[Opening Dataset content section]

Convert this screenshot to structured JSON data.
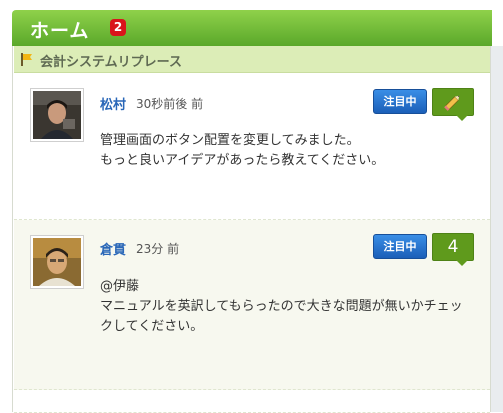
{
  "header": {
    "title": "ホーム",
    "badge_count": "2"
  },
  "group": {
    "name": "会計システムリプレース",
    "icon": "flag-icon"
  },
  "posts": [
    {
      "author": "松村",
      "time": "30秒前後 前",
      "watch_label": "注目中",
      "comment_icon": "pencil-icon",
      "body": "管理画面のボタン配置を変更してみました。\nもっと良いアイデアがあったら教えてください。"
    },
    {
      "author": "倉貫",
      "time": "23分 前",
      "watch_label": "注目中",
      "comment_count": "4",
      "body": "@伊藤\nマニュアルを英訳してもらったので大きな問題が無いかチェックしてください。"
    }
  ],
  "colors": {
    "header_green": "#6cb935",
    "group_bar": "#dcedb7",
    "watch_blue": "#2a78d4",
    "comment_green": "#5f9a1c",
    "badge_red": "#d9141b",
    "link_blue": "#2a67b8"
  }
}
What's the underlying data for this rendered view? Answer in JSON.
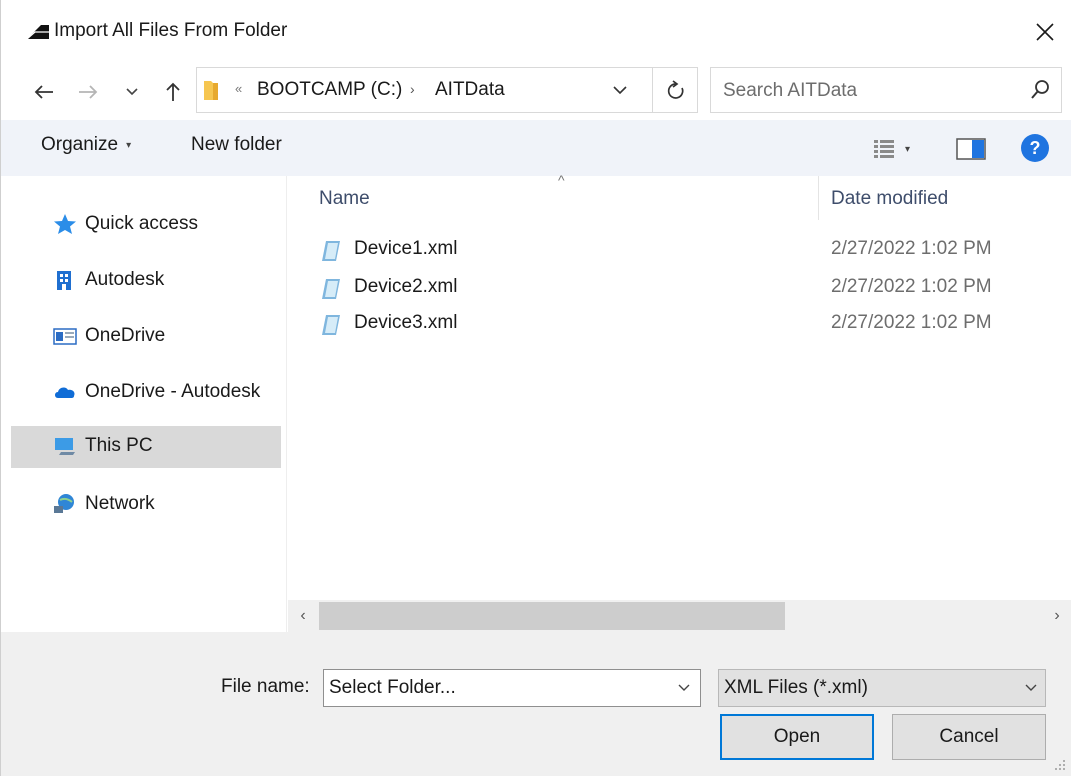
{
  "window": {
    "title": "Import All Files From Folder",
    "close_icon": "close-icon"
  },
  "nav": {
    "breadcrumb": {
      "overflow": "«",
      "drive": "BOOTCAMP (C:)",
      "separator": "›",
      "folder": "AITData"
    },
    "search_placeholder": "Search AITData"
  },
  "toolbar": {
    "organize_label": "Organize",
    "new_folder_label": "New folder",
    "help_label": "?"
  },
  "sidebar": {
    "items": [
      {
        "label": "Quick access",
        "icon": "star-icon"
      },
      {
        "label": "Autodesk",
        "icon": "building-icon"
      },
      {
        "label": "OneDrive",
        "icon": "onedrive-window-icon"
      },
      {
        "label": "OneDrive - Autodesk",
        "icon": "cloud-icon"
      },
      {
        "label": "This PC",
        "icon": "computer-icon",
        "selected": true
      },
      {
        "label": "Network",
        "icon": "network-icon"
      }
    ]
  },
  "files": {
    "columns": [
      "Name",
      "Date modified"
    ],
    "rows": [
      {
        "name": "Device1.xml",
        "date": "2/27/2022 1:02 PM"
      },
      {
        "name": "Device2.xml",
        "date": "2/27/2022 1:02 PM"
      },
      {
        "name": "Device3.xml",
        "date": "2/27/2022 1:02 PM"
      }
    ]
  },
  "footer": {
    "file_name_label": "File name:",
    "file_name_value": "Select Folder...",
    "file_type_value": "XML Files (*.xml)",
    "open_label": "Open",
    "cancel_label": "Cancel"
  },
  "colors": {
    "accent": "#0078d7",
    "toolbar_bg": "#f0f3f9",
    "selected_bg": "#d9d9d9",
    "help_blue": "#1f74e0"
  }
}
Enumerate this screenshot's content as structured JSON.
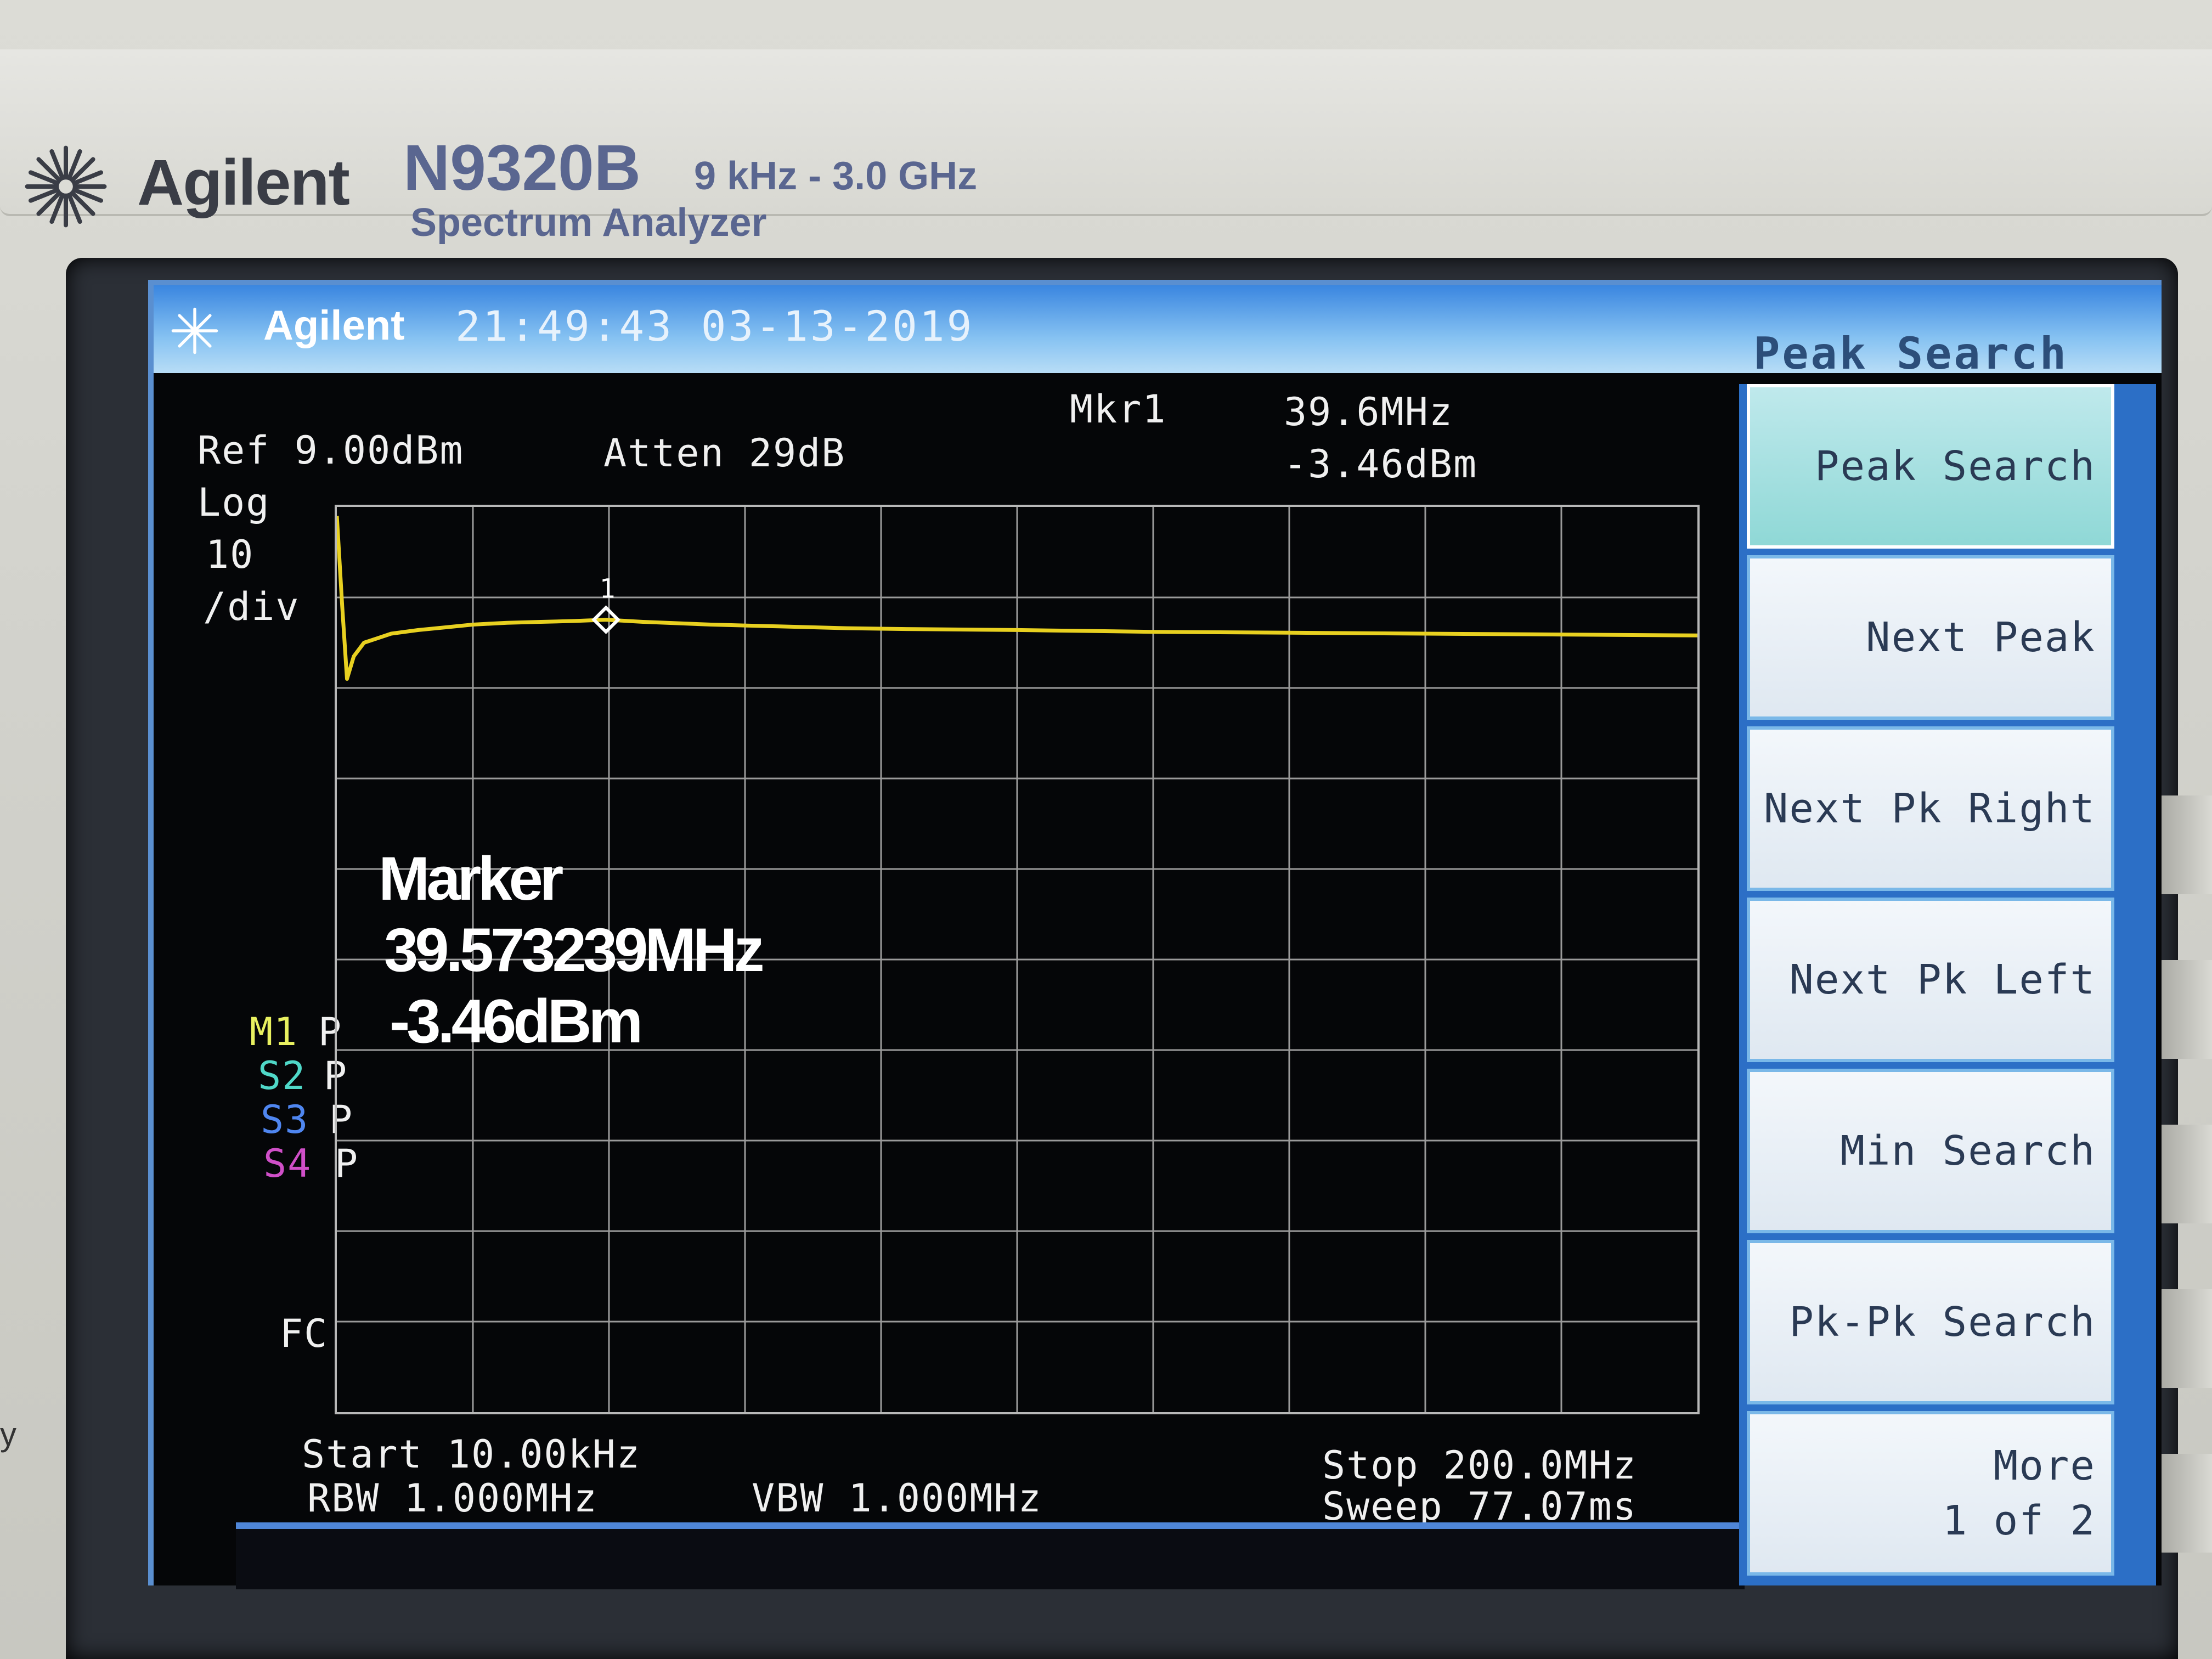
{
  "instrument": {
    "brand": "Agilent",
    "model": "N9320B",
    "range": "9 kHz - 3.0 GHz",
    "description": "Spectrum Analyzer",
    "left_caption": "y"
  },
  "titlebar": {
    "brand": "Agilent",
    "datetime": "21:49:43 03-13-2019",
    "menu_title": "Peak Search"
  },
  "readouts": {
    "ref": "Ref 9.00dBm",
    "atten": "Atten 29dB",
    "mkr_label": "Mkr1",
    "mkr_freq": "39.6MHz",
    "mkr_amp": "-3.46dBm",
    "scale_type": "Log",
    "scale_value": "10",
    "scale_unit": "/div",
    "fc": "FC",
    "start": "Start 10.00kHz",
    "stop": "Stop 200.0MHz",
    "rbw": "RBW 1.000MHz",
    "vbw": "VBW 1.000MHz",
    "sweep": "Sweep 77.07ms"
  },
  "markers": [
    {
      "id": "M1",
      "mode": "P",
      "color": "#e8f060"
    },
    {
      "id": "S2",
      "mode": "P",
      "color": "#4fd8c8"
    },
    {
      "id": "S3",
      "mode": "P",
      "color": "#4f86f0"
    },
    {
      "id": "S4",
      "mode": "P",
      "color": "#d04fc8"
    }
  ],
  "marker_overlay": {
    "title": "Marker",
    "frequency": "39.573239MHz",
    "amplitude": "-3.46dBm"
  },
  "marker_point": {
    "label": "1"
  },
  "softkeys": [
    {
      "label": "Peak Search",
      "active": true
    },
    {
      "label": "Next Peak",
      "active": false
    },
    {
      "label": "Next Pk Right",
      "active": false
    },
    {
      "label": "Next Pk Left",
      "active": false
    },
    {
      "label": "Min Search",
      "active": false
    },
    {
      "label": "Pk-Pk Search",
      "active": false
    },
    {
      "label": "More\n1 of 2",
      "active": false
    }
  ],
  "chart_data": {
    "type": "line",
    "x_unit": "MHz",
    "y_unit": "dBm",
    "xlim": [
      0.01,
      200.0
    ],
    "ylim": [
      -91.0,
      9.0
    ],
    "grid": true,
    "trace_color": "#e8d020",
    "series": [
      {
        "x": [
          0.01,
          0.8,
          1.5,
          2.5,
          4,
          6,
          8,
          12,
          16,
          20,
          25,
          30,
          35,
          39.57,
          45,
          55,
          65,
          75,
          85,
          100,
          120,
          140,
          160,
          180,
          200
        ],
        "y": [
          8.0,
          -2.0,
          -10.0,
          -7.5,
          -6.0,
          -5.5,
          -5.0,
          -4.6,
          -4.3,
          -4.0,
          -3.8,
          -3.7,
          -3.6,
          -3.46,
          -3.7,
          -4.0,
          -4.2,
          -4.4,
          -4.5,
          -4.6,
          -4.8,
          -4.9,
          -5.0,
          -5.1,
          -5.2
        ]
      }
    ],
    "marker": {
      "x": 39.57,
      "y": -3.46
    }
  }
}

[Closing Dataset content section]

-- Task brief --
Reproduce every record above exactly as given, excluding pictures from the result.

-- Response to the task --
Convert this screenshot to structured JSON data.
{
  "header": {
    "title": "ホーム",
    "badge_count": "2"
  },
  "group": {
    "name": "会計システムリプレース",
    "icon": "flag-icon"
  },
  "posts": [
    {
      "author": "松村",
      "time": "30秒前後 前",
      "watch_label": "注目中",
      "comment_icon": "pencil-icon",
      "body": "管理画面のボタン配置を変更してみました。\nもっと良いアイデアがあったら教えてください。"
    },
    {
      "author": "倉貫",
      "time": "23分 前",
      "watch_label": "注目中",
      "comment_count": "4",
      "body": "@伊藤\nマニュアルを英訳してもらったので大きな問題が無いかチェックしてください。"
    }
  ],
  "colors": {
    "header_green": "#6cb935",
    "group_bar": "#dcedb7",
    "watch_blue": "#2a78d4",
    "comment_green": "#5f9a1c",
    "badge_red": "#d9141b",
    "link_blue": "#2a67b8"
  }
}
What's the underlying data for this rendered view? Answer in JSON.
{
  "window": {
    "title": "Import All Files From Folder",
    "close_icon": "close-icon"
  },
  "nav": {
    "breadcrumb": {
      "overflow": "«",
      "drive": "BOOTCAMP (C:)",
      "separator": "›",
      "folder": "AITData"
    },
    "search_placeholder": "Search AITData"
  },
  "toolbar": {
    "organize_label": "Organize",
    "new_folder_label": "New folder",
    "help_label": "?"
  },
  "sidebar": {
    "items": [
      {
        "label": "Quick access",
        "icon": "star-icon"
      },
      {
        "label": "Autodesk",
        "icon": "building-icon"
      },
      {
        "label": "OneDrive",
        "icon": "onedrive-window-icon"
      },
      {
        "label": "OneDrive - Autodesk",
        "icon": "cloud-icon"
      },
      {
        "label": "This PC",
        "icon": "computer-icon",
        "selected": true
      },
      {
        "label": "Network",
        "icon": "network-icon"
      }
    ]
  },
  "files": {
    "columns": [
      "Name",
      "Date modified"
    ],
    "rows": [
      {
        "name": "Device1.xml",
        "date": "2/27/2022 1:02 PM"
      },
      {
        "name": "Device2.xml",
        "date": "2/27/2022 1:02 PM"
      },
      {
        "name": "Device3.xml",
        "date": "2/27/2022 1:02 PM"
      }
    ]
  },
  "footer": {
    "file_name_label": "File name:",
    "file_name_value": "Select Folder...",
    "file_type_value": "XML Files (*.xml)",
    "open_label": "Open",
    "cancel_label": "Cancel"
  },
  "colors": {
    "accent": "#0078d7",
    "toolbar_bg": "#f0f3f9",
    "selected_bg": "#d9d9d9",
    "help_blue": "#1f74e0"
  }
}
Enumerate this screenshot's content as structured JSON.
{
  "instrument": {
    "brand": "Agilent",
    "model": "N9320B",
    "range": "9 kHz - 3.0 GHz",
    "description": "Spectrum Analyzer",
    "left_caption": "y"
  },
  "titlebar": {
    "brand": "Agilent",
    "datetime": "21:49:43 03-13-2019",
    "menu_title": "Peak Search"
  },
  "readouts": {
    "ref": "Ref 9.00dBm",
    "atten": "Atten 29dB",
    "mkr_label": "Mkr1",
    "mkr_freq": "39.6MHz",
    "mkr_amp": "-3.46dBm",
    "scale_type": "Log",
    "scale_value": "10",
    "scale_unit": "/div",
    "fc": "FC",
    "start": "Start 10.00kHz",
    "stop": "Stop 200.0MHz",
    "rbw": "RBW 1.000MHz",
    "vbw": "VBW 1.000MHz",
    "sweep": "Sweep 77.07ms"
  },
  "markers": [
    {
      "id": "M1",
      "mode": "P",
      "color": "#e8f060"
    },
    {
      "id": "S2",
      "mode": "P",
      "color": "#4fd8c8"
    },
    {
      "id": "S3",
      "mode": "P",
      "color": "#4f86f0"
    },
    {
      "id": "S4",
      "mode": "P",
      "color": "#d04fc8"
    }
  ],
  "marker_overlay": {
    "title": "Marker",
    "frequency": "39.573239MHz",
    "amplitude": "-3.46dBm"
  },
  "marker_point": {
    "label": "1"
  },
  "softkeys": [
    {
      "label": "Peak Search",
      "active": true
    },
    {
      "label": "Next Peak",
      "active": false
    },
    {
      "label": "Next Pk Right",
      "active": false
    },
    {
      "label": "Next Pk Left",
      "active": false
    },
    {
      "label": "Min Search",
      "active": false
    },
    {
      "label": "Pk-Pk Search",
      "active": false
    },
    {
      "label": "More\n1 of 2",
      "active": false
    }
  ],
  "chart_data": {
    "type": "line",
    "x_unit": "MHz",
    "y_unit": "dBm",
    "xlim": [
      0.01,
      200.0
    ],
    "ylim": [
      -91.0,
      9.0
    ],
    "grid": true,
    "trace_color": "#e8d020",
    "series": [
      {
        "x": [
          0.01,
          0.8,
          1.5,
          2.5,
          4,
          6,
          8,
          12,
          16,
          20,
          25,
          30,
          35,
          39.57,
          45,
          55,
          65,
          75,
          85,
          100,
          120,
          140,
          160,
          180,
          200
        ],
        "y": [
          8.0,
          -2.0,
          -10.0,
          -7.5,
          -6.0,
          -5.5,
          -5.0,
          -4.6,
          -4.3,
          -4.0,
          -3.8,
          -3.7,
          -3.6,
          -3.46,
          -3.7,
          -4.0,
          -4.2,
          -4.4,
          -4.5,
          -4.6,
          -4.8,
          -4.9,
          -5.0,
          -5.1,
          -5.2
        ]
      }
    ],
    "marker": {
      "x": 39.57,
      "y": -3.46
    }
  }
}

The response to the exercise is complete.